(Stored dataset items)
***
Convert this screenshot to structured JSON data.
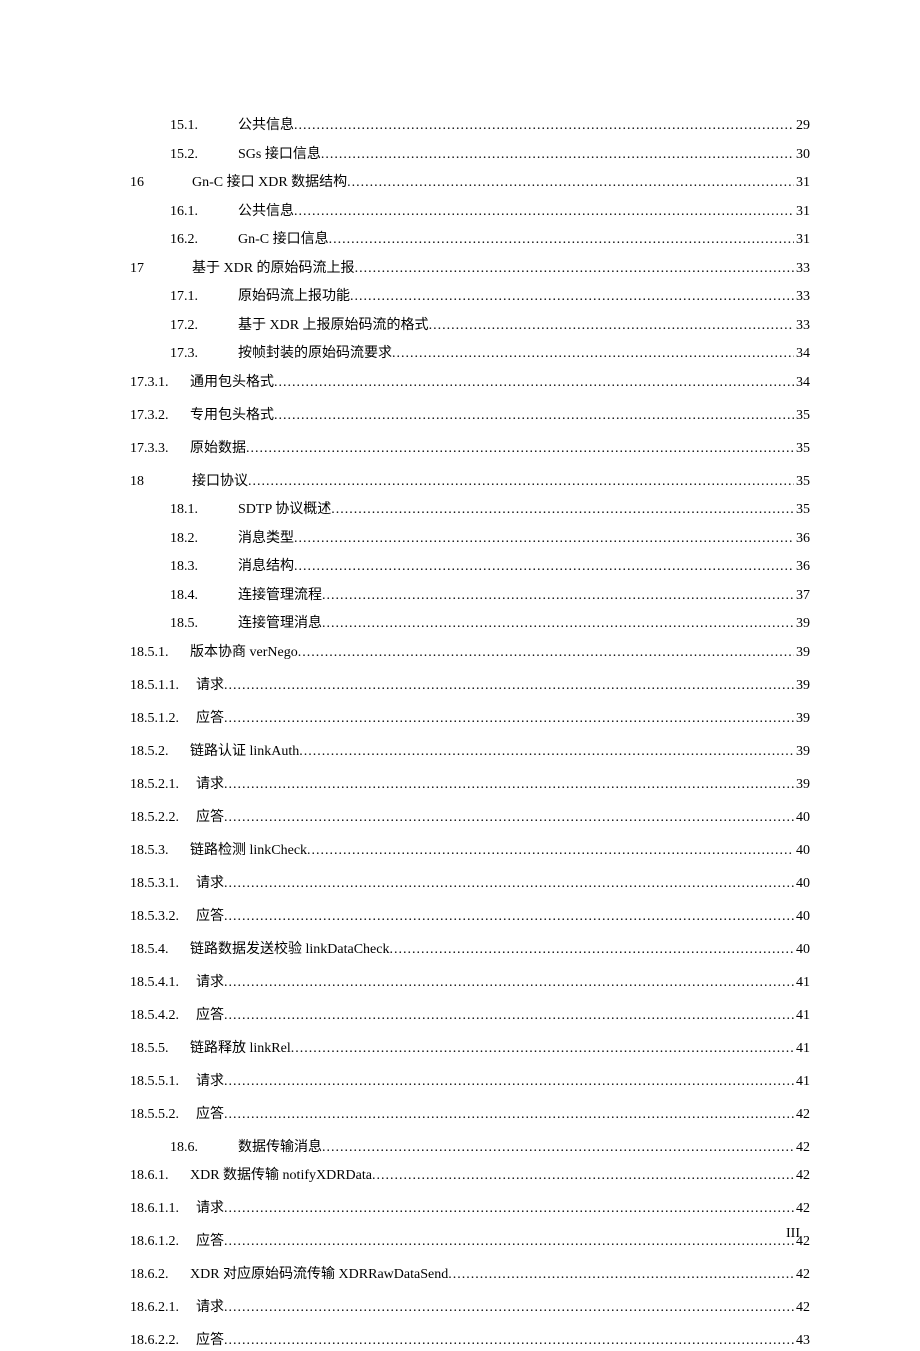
{
  "entries": [
    {
      "num": "15.1.",
      "title": "公共信息",
      "page": "29",
      "indent": 1
    },
    {
      "num": "15.2.",
      "title": "SGs 接口信息",
      "page": "30",
      "indent": 1
    },
    {
      "num": "16",
      "title": "Gn-C 接口 XDR 数据结构",
      "page": "31",
      "indent": 0
    },
    {
      "num": "16.1.",
      "title": "公共信息",
      "page": "31",
      "indent": 1
    },
    {
      "num": "16.2.",
      "title": "Gn-C 接口信息",
      "page": "31",
      "indent": 1
    },
    {
      "num": "17",
      "title": "基于 XDR 的原始码流上报",
      "page": "33",
      "indent": 0
    },
    {
      "num": "17.1.",
      "title": "原始码流上报功能",
      "page": "33",
      "indent": 1
    },
    {
      "num": "17.2.",
      "title": "基于 XDR 上报原始码流的格式",
      "page": "33",
      "indent": 1
    },
    {
      "num": "17.3.",
      "title": "按帧封装的原始码流要求",
      "page": "34",
      "indent": 1
    },
    {
      "num": "17.3.1.",
      "title": "通用包头格式",
      "page": "34",
      "indent": 2,
      "gap": true
    },
    {
      "num": "17.3.2.",
      "title": "专用包头格式",
      "page": "35",
      "indent": 2,
      "gap": true
    },
    {
      "num": "17.3.3.",
      "title": "原始数据",
      "page": "35",
      "indent": 2,
      "gap": true
    },
    {
      "num": "18",
      "title": "接口协议",
      "page": "35",
      "indent": 0
    },
    {
      "num": "18.1.",
      "title": "SDTP 协议概述",
      "page": "35",
      "indent": 1
    },
    {
      "num": "18.2.",
      "title": "消息类型",
      "page": "36",
      "indent": 1
    },
    {
      "num": "18.3.",
      "title": "消息结构",
      "page": "36",
      "indent": 1
    },
    {
      "num": "18.4.",
      "title": "连接管理流程",
      "page": "37",
      "indent": 1
    },
    {
      "num": "18.5.",
      "title": "连接管理消息",
      "page": "39",
      "indent": 1
    },
    {
      "num": "18.5.1.",
      "title": "版本协商 verNego",
      "page": "39",
      "indent": 2,
      "gap": true
    },
    {
      "num": "18.5.1.1.",
      "title": "请求",
      "page": "39",
      "indent": 3,
      "gap": true
    },
    {
      "num": "18.5.1.2.",
      "title": "应答",
      "page": "39",
      "indent": 3,
      "gap": true
    },
    {
      "num": "18.5.2.",
      "title": "链路认证 linkAuth",
      "page": "39",
      "indent": 2,
      "gap": true
    },
    {
      "num": "18.5.2.1.",
      "title": "请求",
      "page": "39",
      "indent": 3,
      "gap": true
    },
    {
      "num": "18.5.2.2.",
      "title": "应答",
      "page": "40",
      "indent": 3,
      "gap": true
    },
    {
      "num": "18.5.3.",
      "title": "链路检测 linkCheck",
      "page": "40",
      "indent": 2,
      "gap": true
    },
    {
      "num": "18.5.3.1.",
      "title": "请求",
      "page": "40",
      "indent": 3,
      "gap": true
    },
    {
      "num": "18.5.3.2.",
      "title": "应答",
      "page": "40",
      "indent": 3,
      "gap": true
    },
    {
      "num": "18.5.4.",
      "title": "链路数据发送校验 linkDataCheck",
      "page": "40",
      "indent": 2,
      "gap": true
    },
    {
      "num": "18.5.4.1.",
      "title": "请求",
      "page": "41",
      "indent": 3,
      "gap": true
    },
    {
      "num": "18.5.4.2.",
      "title": "应答",
      "page": "41",
      "indent": 3,
      "gap": true
    },
    {
      "num": "18.5.5.",
      "title": "链路释放 linkRel",
      "page": "41",
      "indent": 2,
      "gap": true
    },
    {
      "num": "18.5.5.1.",
      "title": "请求",
      "page": "41",
      "indent": 3,
      "gap": true
    },
    {
      "num": "18.5.5.2.",
      "title": "应答",
      "page": "42",
      "indent": 3,
      "gap": true
    },
    {
      "num": "18.6.",
      "title": "数据传输消息",
      "page": "42",
      "indent": 1
    },
    {
      "num": "18.6.1.",
      "title": "XDR 数据传输 notifyXDRData",
      "page": "42",
      "indent": 2,
      "gap": true
    },
    {
      "num": "18.6.1.1.",
      "title": "请求",
      "page": "42",
      "indent": 3,
      "gap": true
    },
    {
      "num": "18.6.1.2.",
      "title": "应答",
      "page": "42",
      "indent": 3,
      "gap": true
    },
    {
      "num": "18.6.2.",
      "title": "XDR 对应原始码流传输 XDRRawDataSend",
      "page": "42",
      "indent": 2,
      "gap": true
    },
    {
      "num": "18.6.2.1.",
      "title": "请求",
      "page": "42",
      "indent": 3,
      "gap": true
    },
    {
      "num": "18.6.2.2.",
      "title": "应答",
      "page": "43",
      "indent": 3,
      "gap": true
    }
  ],
  "page_number": "III"
}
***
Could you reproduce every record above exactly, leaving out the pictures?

• Task output:
Convert this screenshot to structured JSON data.
{
  "entries": [
    {
      "num": "15.1.",
      "title": "公共信息",
      "page": "29",
      "indent": 1
    },
    {
      "num": "15.2.",
      "title": "SGs 接口信息",
      "page": "30",
      "indent": 1
    },
    {
      "num": "16",
      "title": "Gn-C 接口 XDR 数据结构",
      "page": "31",
      "indent": 0
    },
    {
      "num": "16.1.",
      "title": "公共信息",
      "page": "31",
      "indent": 1
    },
    {
      "num": "16.2.",
      "title": "Gn-C 接口信息",
      "page": "31",
      "indent": 1
    },
    {
      "num": "17",
      "title": "基于 XDR 的原始码流上报",
      "page": "33",
      "indent": 0
    },
    {
      "num": "17.1.",
      "title": "原始码流上报功能",
      "page": "33",
      "indent": 1
    },
    {
      "num": "17.2.",
      "title": "基于 XDR 上报原始码流的格式",
      "page": "33",
      "indent": 1
    },
    {
      "num": "17.3.",
      "title": "按帧封装的原始码流要求",
      "page": "34",
      "indent": 1
    },
    {
      "num": "17.3.1.",
      "title": "通用包头格式",
      "page": "34",
      "indent": 2,
      "gap": true
    },
    {
      "num": "17.3.2.",
      "title": "专用包头格式",
      "page": "35",
      "indent": 2,
      "gap": true
    },
    {
      "num": "17.3.3.",
      "title": "原始数据",
      "page": "35",
      "indent": 2,
      "gap": true
    },
    {
      "num": "18",
      "title": "接口协议",
      "page": "35",
      "indent": 0
    },
    {
      "num": "18.1.",
      "title": "SDTP 协议概述",
      "page": "35",
      "indent": 1
    },
    {
      "num": "18.2.",
      "title": "消息类型",
      "page": "36",
      "indent": 1
    },
    {
      "num": "18.3.",
      "title": "消息结构",
      "page": "36",
      "indent": 1
    },
    {
      "num": "18.4.",
      "title": "连接管理流程",
      "page": "37",
      "indent": 1
    },
    {
      "num": "18.5.",
      "title": "连接管理消息",
      "page": "39",
      "indent": 1
    },
    {
      "num": "18.5.1.",
      "title": "版本协商 verNego",
      "page": "39",
      "indent": 2,
      "gap": true
    },
    {
      "num": "18.5.1.1.",
      "title": "请求",
      "page": "39",
      "indent": 3,
      "gap": true
    },
    {
      "num": "18.5.1.2.",
      "title": "应答",
      "page": "39",
      "indent": 3,
      "gap": true
    },
    {
      "num": "18.5.2.",
      "title": "链路认证 linkAuth",
      "page": "39",
      "indent": 2,
      "gap": true
    },
    {
      "num": "18.5.2.1.",
      "title": "请求",
      "page": "39",
      "indent": 3,
      "gap": true
    },
    {
      "num": "18.5.2.2.",
      "title": "应答",
      "page": "40",
      "indent": 3,
      "gap": true
    },
    {
      "num": "18.5.3.",
      "title": "链路检测 linkCheck",
      "page": "40",
      "indent": 2,
      "gap": true
    },
    {
      "num": "18.5.3.1.",
      "title": "请求",
      "page": "40",
      "indent": 3,
      "gap": true
    },
    {
      "num": "18.5.3.2.",
      "title": "应答",
      "page": "40",
      "indent": 3,
      "gap": true
    },
    {
      "num": "18.5.4.",
      "title": "链路数据发送校验 linkDataCheck",
      "page": "40",
      "indent": 2,
      "gap": true
    },
    {
      "num": "18.5.4.1.",
      "title": "请求",
      "page": "41",
      "indent": 3,
      "gap": true
    },
    {
      "num": "18.5.4.2.",
      "title": "应答",
      "page": "41",
      "indent": 3,
      "gap": true
    },
    {
      "num": "18.5.5.",
      "title": "链路释放 linkRel",
      "page": "41",
      "indent": 2,
      "gap": true
    },
    {
      "num": "18.5.5.1.",
      "title": "请求",
      "page": "41",
      "indent": 3,
      "gap": true
    },
    {
      "num": "18.5.5.2.",
      "title": "应答",
      "page": "42",
      "indent": 3,
      "gap": true
    },
    {
      "num": "18.6.",
      "title": "数据传输消息",
      "page": "42",
      "indent": 1
    },
    {
      "num": "18.6.1.",
      "title": "XDR 数据传输 notifyXDRData",
      "page": "42",
      "indent": 2,
      "gap": true
    },
    {
      "num": "18.6.1.1.",
      "title": "请求",
      "page": "42",
      "indent": 3,
      "gap": true
    },
    {
      "num": "18.6.1.2.",
      "title": "应答",
      "page": "42",
      "indent": 3,
      "gap": true
    },
    {
      "num": "18.6.2.",
      "title": "XDR 对应原始码流传输 XDRRawDataSend",
      "page": "42",
      "indent": 2,
      "gap": true
    },
    {
      "num": "18.6.2.1.",
      "title": "请求",
      "page": "42",
      "indent": 3,
      "gap": true
    },
    {
      "num": "18.6.2.2.",
      "title": "应答",
      "page": "43",
      "indent": 3,
      "gap": true
    }
  ],
  "page_number": "III"
}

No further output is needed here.